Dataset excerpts
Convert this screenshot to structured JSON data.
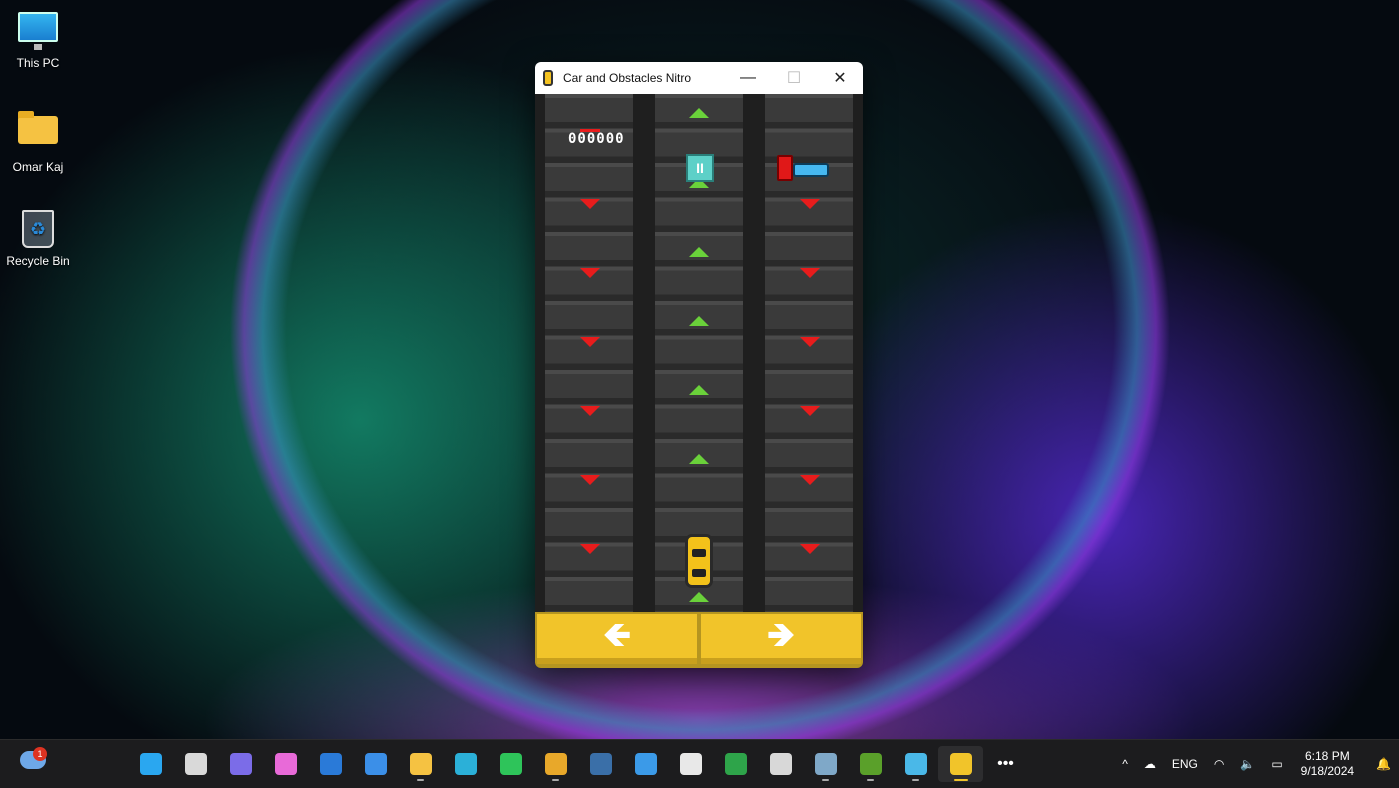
{
  "desktop": {
    "icons": [
      {
        "label": "This PC"
      },
      {
        "label": "Omar Kaj"
      },
      {
        "label": "Recycle Bin"
      }
    ]
  },
  "window": {
    "title": "Car and Obstacles Nitro",
    "minimize_glyph": "—",
    "maximize_glyph": "☐",
    "close_glyph": "✕"
  },
  "game": {
    "score": "000000",
    "pause_glyph": "II",
    "left_control_glyph": "🡸",
    "right_control_glyph": "🡺"
  },
  "taskbar": {
    "weather_badge": "1",
    "apps": [
      {
        "name": "start-button-icon",
        "color": "#2aa7f0"
      },
      {
        "name": "task-view-icon",
        "color": "#d9d9d9"
      },
      {
        "name": "teams-icon",
        "color": "#7b6ce8"
      },
      {
        "name": "copilot-icon",
        "color": "#e86ad8"
      },
      {
        "name": "outlook-icon",
        "color": "#2a7ad8"
      },
      {
        "name": "todo-icon",
        "color": "#3b8fe8"
      },
      {
        "name": "file-explorer-icon",
        "color": "#f5c242"
      },
      {
        "name": "edge-icon",
        "color": "#2bb0d8"
      },
      {
        "name": "whatsapp-icon",
        "color": "#2ec45a"
      },
      {
        "name": "chrome-icon",
        "color": "#e8a82a"
      },
      {
        "name": "steam-icon",
        "color": "#3a6fa8"
      },
      {
        "name": "remote-desktop-icon",
        "color": "#3b9ae8"
      },
      {
        "name": "store-icon",
        "color": "#e8e8e8"
      },
      {
        "name": "game-pass-icon",
        "color": "#2ea44a"
      },
      {
        "name": "settings-ring-icon",
        "color": "#d8d8d8"
      },
      {
        "name": "keyboard-app-icon",
        "color": "#7fa8c8"
      },
      {
        "name": "dreamweaver-icon",
        "color": "#5aa02a"
      },
      {
        "name": "notepad-icon",
        "color": "#4ab8e8"
      },
      {
        "name": "car-game-icon",
        "color": "#f1c42a"
      }
    ],
    "overflow_glyph": "•••",
    "tray": {
      "chevron": "^",
      "language": "ENG",
      "time": "6:18 PM",
      "date": "9/18/2024"
    }
  }
}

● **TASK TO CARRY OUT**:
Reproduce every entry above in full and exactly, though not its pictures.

● **SOLUTION TO THE EXERCISE**:
Convert this screenshot to structured JSON data.
{
  "desktop": {
    "icons": [
      {
        "label": "This PC"
      },
      {
        "label": "Omar Kaj"
      },
      {
        "label": "Recycle Bin"
      }
    ]
  },
  "window": {
    "title": "Car and Obstacles Nitro",
    "minimize_glyph": "—",
    "maximize_glyph": "☐",
    "close_glyph": "✕"
  },
  "game": {
    "score": "000000",
    "pause_glyph": "II",
    "left_control_glyph": "🡸",
    "right_control_glyph": "🡺"
  },
  "taskbar": {
    "weather_badge": "1",
    "apps": [
      {
        "name": "start-button-icon",
        "color": "#2aa7f0"
      },
      {
        "name": "task-view-icon",
        "color": "#d9d9d9"
      },
      {
        "name": "teams-icon",
        "color": "#7b6ce8"
      },
      {
        "name": "copilot-icon",
        "color": "#e86ad8"
      },
      {
        "name": "outlook-icon",
        "color": "#2a7ad8"
      },
      {
        "name": "todo-icon",
        "color": "#3b8fe8"
      },
      {
        "name": "file-explorer-icon",
        "color": "#f5c242"
      },
      {
        "name": "edge-icon",
        "color": "#2bb0d8"
      },
      {
        "name": "whatsapp-icon",
        "color": "#2ec45a"
      },
      {
        "name": "chrome-icon",
        "color": "#e8a82a"
      },
      {
        "name": "steam-icon",
        "color": "#3a6fa8"
      },
      {
        "name": "remote-desktop-icon",
        "color": "#3b9ae8"
      },
      {
        "name": "store-icon",
        "color": "#e8e8e8"
      },
      {
        "name": "game-pass-icon",
        "color": "#2ea44a"
      },
      {
        "name": "settings-ring-icon",
        "color": "#d8d8d8"
      },
      {
        "name": "keyboard-app-icon",
        "color": "#7fa8c8"
      },
      {
        "name": "dreamweaver-icon",
        "color": "#5aa02a"
      },
      {
        "name": "notepad-icon",
        "color": "#4ab8e8"
      },
      {
        "name": "car-game-icon",
        "color": "#f1c42a"
      }
    ],
    "overflow_glyph": "•••",
    "tray": {
      "chevron": "^",
      "language": "ENG",
      "time": "6:18 PM",
      "date": "9/18/2024"
    }
  }
}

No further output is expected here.